All in all, it was a well-deserved escape. Quiet time to throw work to the back of your mind and just hide between the seconds of euphoria. I would definitely look forward to something similar to this in the near future, though not too near as not to kill the novelty of it. Ladies, do try something different like this once in a while too with your girl friends to get all the pampering you deserve. In fact, do it with your man. I am sure most spa outlets out there have couple treatments now. I do not know about you men, but you can probably try that with your guy friends if you all are into this kind of stuff. Or not. Heh.

Energy Health & Day Spa
Damai Sari, Mont Kiara Damai
3, Jalan Kiara 2
Mont Kiara
50480 Kuala Lumpur
T: +6 03 6201 7833

A quiet mind.

August 30, 2008

I have never been a morning person.

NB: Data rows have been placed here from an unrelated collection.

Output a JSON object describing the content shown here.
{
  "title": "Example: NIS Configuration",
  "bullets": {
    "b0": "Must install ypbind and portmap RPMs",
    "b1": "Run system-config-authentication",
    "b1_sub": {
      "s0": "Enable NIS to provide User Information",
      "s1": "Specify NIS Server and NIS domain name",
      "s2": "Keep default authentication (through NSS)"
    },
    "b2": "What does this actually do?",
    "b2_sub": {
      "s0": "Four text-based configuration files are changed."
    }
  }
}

Ask anyone that knows me. They would all snicker at any morning-related activities I attempt. But that morning, I felt like walking along the deserted beach and listening to Damien Rice. I have never done it before. Walking by the beach at the break of dawn, that is. So, since the itinerary was going to be a laid back one, I thought, why not.

I woke up an hour earlier, washed the sleep off my face, got dressed, grabbed my iPod and headed off to the beach. The weather has been gloomy at best during my stay on the island, but that morning, the air was still yet not humid enough to make me go into hiding. I took off my sandals and felt the hardened sand under my feet. It was not the best beach, if you ask me: the sand was hard from yesterday’s rain and grey, and the waves were pathetically timid. But it was enough for a quiet time.

The delicate strum of Delicate filled my ears along with the crashing waves. Every beat of the song brought me closer to the ocean until I could feel the lukewarm water lapping my toes. I cast my back to the vast building behind me. Where lovers were still asleep in each other’s arms. Where the pool boys were still figuring out the right amount of chlorine for the pool. Where waitresses were setting up the spread for breakfast.

I saw clouds building kingdoms in the clear blue sky. I saw the edges of the island like arms trying to hold the world. I saw transparent hermits scurrying back to the many holes they have dug. I saw trapped bubbles punctuating under the sand. I saw waves rushing to me like foamy creepy-crawlies, only to reach my ankles with the most tender embrace.

My mind was blank. I tried to pull out a troubling memory to mull over, but the search came up blank. I tried to think of someone I would like to share this with, but I found none that could be more appropriate. It was definitely a ‘me’ time. A time to worry about nothing. A time when time itself stood still, and I was buried between the seconds, where Father Time could not find me.

I walked with The Blower’s Daughter by the shore, and tried to sink away into the Straits with Amie. When Cold Water came, I knew it is time to snap out of it and return to reality. It was with a heavy heart as Eskimo took me back to my room.

It was wonderful.